Title: Petition of Adelaide Wilson, 27 May 1862
Date: May 27, 1862
Source Text: A microfilm reproduction of the original document held at the National Archives and Records Administration, Microcopy 520, Reel 4. The original document is held in the Records of the Accounting Officers of the Department of the Treasury, 1775–1978, National Archives and Records Administration, Record Group 217.6.5. Within the National Archives' Archival Description Catalog, see ARC Identifier 4644616 / MLR Number A1 347 (http://arcweb.archives.gov).
Civil War Washington ID: cww.00490
To the Commissioners under the act of Congress approved the 16th of April, 1862, entitled "An act for the release of certain persons held to service or labor in the District of Columbia."
by this her petition in writing, represents
and states, that she is a person loyal to the
United States, who, at the time of the passage of the said act of Congress, held
a claim to service or labor against Two person
s of African descent of the name s of
Charles Ferguson and Harriet
for and during the lives
life of said persons and that by said
act of Congress said persons were discharged and
freed of and from all claim of your petitioner to such service or labor; that at
the time of said discharge said
Charles Ferguson was of the age of thirty five years and of the personal description
- black man five feet seven or eight inches in height—
- Harriet Thomas black girl sixteen years of age four feet five inches in height—
That your petitioner acquired his claim to the aforesaid service or labor of said persons in manner following:(2)
- Chas.

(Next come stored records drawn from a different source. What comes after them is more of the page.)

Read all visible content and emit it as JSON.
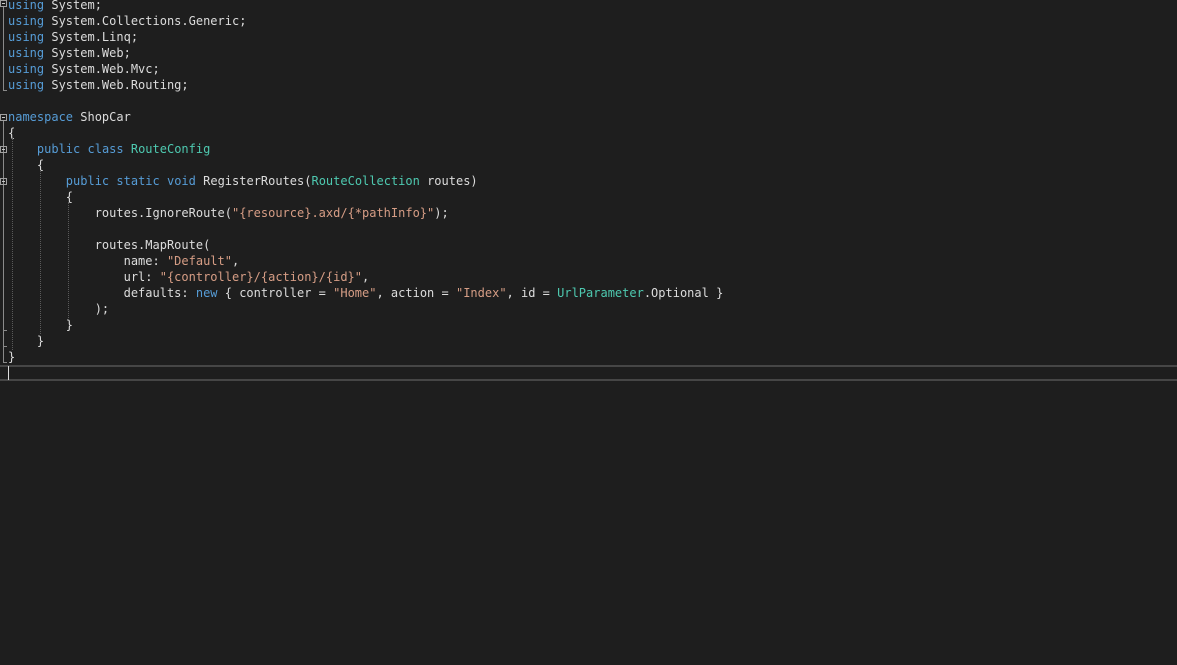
{
  "editor": {
    "lines": [
      {
        "tokens": [
          {
            "c": "kw",
            "t": "using"
          },
          {
            "c": "plain",
            "t": " System;"
          }
        ]
      },
      {
        "tokens": [
          {
            "c": "kw",
            "t": "using"
          },
          {
            "c": "plain",
            "t": " System.Collections.Generic;"
          }
        ]
      },
      {
        "tokens": [
          {
            "c": "kw",
            "t": "using"
          },
          {
            "c": "plain",
            "t": " System.Linq;"
          }
        ]
      },
      {
        "tokens": [
          {
            "c": "kw",
            "t": "using"
          },
          {
            "c": "plain",
            "t": " System.Web;"
          }
        ]
      },
      {
        "tokens": [
          {
            "c": "kw",
            "t": "using"
          },
          {
            "c": "plain",
            "t": " System.Web.Mvc;"
          }
        ]
      },
      {
        "tokens": [
          {
            "c": "kw",
            "t": "using"
          },
          {
            "c": "plain",
            "t": " System.Web.Routing;"
          }
        ]
      },
      {
        "tokens": []
      },
      {
        "tokens": [
          {
            "c": "kw",
            "t": "namespace"
          },
          {
            "c": "plain",
            "t": " ShopCar"
          }
        ]
      },
      {
        "tokens": [
          {
            "c": "plain",
            "t": "{"
          }
        ]
      },
      {
        "tokens": [
          {
            "c": "plain",
            "t": "    "
          },
          {
            "c": "kw",
            "t": "public"
          },
          {
            "c": "plain",
            "t": " "
          },
          {
            "c": "kw",
            "t": "class"
          },
          {
            "c": "plain",
            "t": " "
          },
          {
            "c": "type",
            "t": "RouteConfig"
          }
        ]
      },
      {
        "tokens": [
          {
            "c": "plain",
            "t": "    {"
          }
        ]
      },
      {
        "tokens": [
          {
            "c": "plain",
            "t": "        "
          },
          {
            "c": "kw",
            "t": "public"
          },
          {
            "c": "plain",
            "t": " "
          },
          {
            "c": "kw",
            "t": "static"
          },
          {
            "c": "plain",
            "t": " "
          },
          {
            "c": "kw",
            "t": "void"
          },
          {
            "c": "plain",
            "t": " RegisterRoutes("
          },
          {
            "c": "type",
            "t": "RouteCollection"
          },
          {
            "c": "plain",
            "t": " routes)"
          }
        ]
      },
      {
        "tokens": [
          {
            "c": "plain",
            "t": "        {"
          }
        ]
      },
      {
        "tokens": [
          {
            "c": "plain",
            "t": "            routes.IgnoreRoute("
          },
          {
            "c": "str",
            "t": "\"{resource}.axd/{*pathInfo}\""
          },
          {
            "c": "plain",
            "t": ");"
          }
        ]
      },
      {
        "tokens": []
      },
      {
        "tokens": [
          {
            "c": "plain",
            "t": "            routes.MapRoute("
          }
        ]
      },
      {
        "tokens": [
          {
            "c": "plain",
            "t": "                name: "
          },
          {
            "c": "str",
            "t": "\"Default\""
          },
          {
            "c": "plain",
            "t": ","
          }
        ]
      },
      {
        "tokens": [
          {
            "c": "plain",
            "t": "                url: "
          },
          {
            "c": "str",
            "t": "\"{controller}/{action}/{id}\""
          },
          {
            "c": "plain",
            "t": ","
          }
        ]
      },
      {
        "tokens": [
          {
            "c": "plain",
            "t": "                defaults: "
          },
          {
            "c": "kw",
            "t": "new"
          },
          {
            "c": "plain",
            "t": " { controller = "
          },
          {
            "c": "str",
            "t": "\"Home\""
          },
          {
            "c": "plain",
            "t": ", action = "
          },
          {
            "c": "str",
            "t": "\"Index\""
          },
          {
            "c": "plain",
            "t": ", id = "
          },
          {
            "c": "type",
            "t": "UrlParameter"
          },
          {
            "c": "plain",
            "t": ".Optional }"
          }
        ]
      },
      {
        "tokens": [
          {
            "c": "plain",
            "t": "            );"
          }
        ]
      },
      {
        "tokens": [
          {
            "c": "plain",
            "t": "        }"
          }
        ]
      },
      {
        "tokens": [
          {
            "c": "plain",
            "t": "    }"
          }
        ]
      },
      {
        "tokens": [
          {
            "c": "plain",
            "t": "}"
          }
        ]
      },
      {
        "tokens": []
      }
    ]
  },
  "colors": {
    "background": "#1e1e1e",
    "keyword": "#569cd6",
    "type": "#4ec9b0",
    "string": "#d69d85",
    "text": "#dcdcdc"
  }
}
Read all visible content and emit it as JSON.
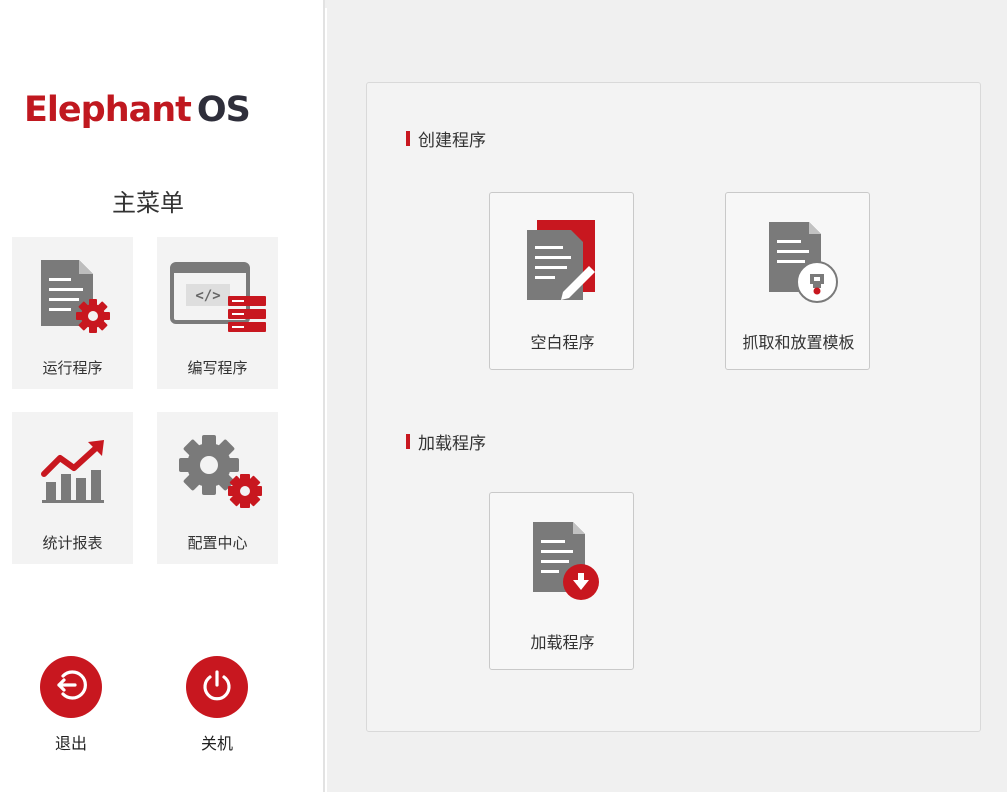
{
  "sidebar": {
    "logo": {
      "part1": "Elephant",
      "part2": "OS"
    },
    "menu_title": "主菜单",
    "tiles": [
      {
        "label": "运行程序",
        "icon": "run-program-icon"
      },
      {
        "label": "编写程序",
        "icon": "code-editor-icon"
      },
      {
        "label": "统计报表",
        "icon": "chart-report-icon"
      },
      {
        "label": "配置中心",
        "icon": "settings-gears-icon"
      }
    ],
    "buttons": [
      {
        "label": "退出",
        "icon": "logout-icon"
      },
      {
        "label": "关机",
        "icon": "power-icon"
      }
    ]
  },
  "main": {
    "sections": [
      {
        "title": "创建程序",
        "cards": [
          {
            "label": "空白程序",
            "icon": "blank-program-icon"
          },
          {
            "label": "抓取和放置模板",
            "icon": "pick-place-template-icon"
          }
        ]
      },
      {
        "title": "加载程序",
        "cards": [
          {
            "label": "加载程序",
            "icon": "load-program-icon"
          }
        ]
      }
    ]
  },
  "colors": {
    "accent": "#c8171f",
    "logo_dark": "#2e2e3a",
    "icon_gray": "#7a7a7a",
    "tile_bg": "#f3f3f3",
    "main_bg": "#f0f0f0"
  }
}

Furguson was willed to petitioner by her late husband Jno. H. A. Wilson which will was registered in the office of the Register of Wills in the District of Columbia in the year 1858
- Harriet Thomas was a gift from Regin Arnold (12 years ago) who bought her mother Susan Thomas from Wash: Young about eighteen years ago.
That your petitioner's claim to the service or labor of said persons was, at the time of said discharge therefrom, of the value of two thousand dollars in money.(3)
- Charles Ferguson an honest and industrious man who has been and now is working in the Anchor Shop at the navy yard for one dollar and fifty cents per day and is strong and healthy valued at fifteen hundred dollars
- Harriet Thomas an honest house servant strong and healthy valued at five hundred dollars. These persons are free from any moral mental or bodily infirmity
Your petitioner hereby declares that she bears true and faithful allegiance to the Government of the United States, and that she has not borne arms against the United States in the present rebellion, nor in any way given aid or comfort thereto.
And your petitioner further states and alleges, that she has not brought said persons into the District of Columbia since the passage of said act of Congress; and that, at the time of the passage thereof, said persons was held to service or labor therein under and by virtue of your petitioner's claim to such service or labor.
Your petitioner further states and alleges, that her said claim to the service or labor of said personsdoes not originate in or by virtue of any transfer heretofore made by any person who has in any manner aided or sustained the present rebellion against the Government of the United States.
And your petitioner prays the said Commissioners to investigate and determine the validity of her said claim to the service or labor of said personsherein above set forth; and if the same be found to be valid, that they appraise and apportion the value of said claim in money, and report the same to the Secretary of the Treasury of the United States, in conformity to the provisions of said act of Congress.
[Form of the Oath for the Verification of the Petition.]
Washington County, ss.
I, Adelaide Wilson being duly sworn, do depose and say, that all the several matters and things which are set forth and stated in the foregoing petition, as of my own knowledge, are true in substance and in fact; and that all the several other matters and things therein set forth and stated, as from the information of others, I believe to be true in substance and in fact.
Sworn to and subscribed before me this 27th day of May A. D. 1862.
H Naylor J. Peace
Petition of Adelaide Wilson
Mrs. M. Barnes
Navy Yard G St bet. 6th & 7th Sts.
Note (2.)-- Here state how the claim was acquired, when, from whom, and for what price or consideration; and, if held under any written evidence of title, make exhibit thereof, or refer to the public record where the same may be found.
Note (3.)-- Here state such facts, if any there be, touching the value of the petitioner's claim to the service or labor of the person, as may enhance the same, and also such facts, if any, touching the moral, mental, and bodily infirmities or defects of said person, as impair the value of the petitioner's claim to such service or labor, and conclude such statement with an averment that the petitioner knows of no other infirmities or defects of said person which impair the value of petitioner's claim to such service or labor, and that he believes none other to exist. If the petitioner specify no such infirmity or defect, then his statement touching the value of his claim should conclude with an averment that he has no knowledge of any such infirmity or defect.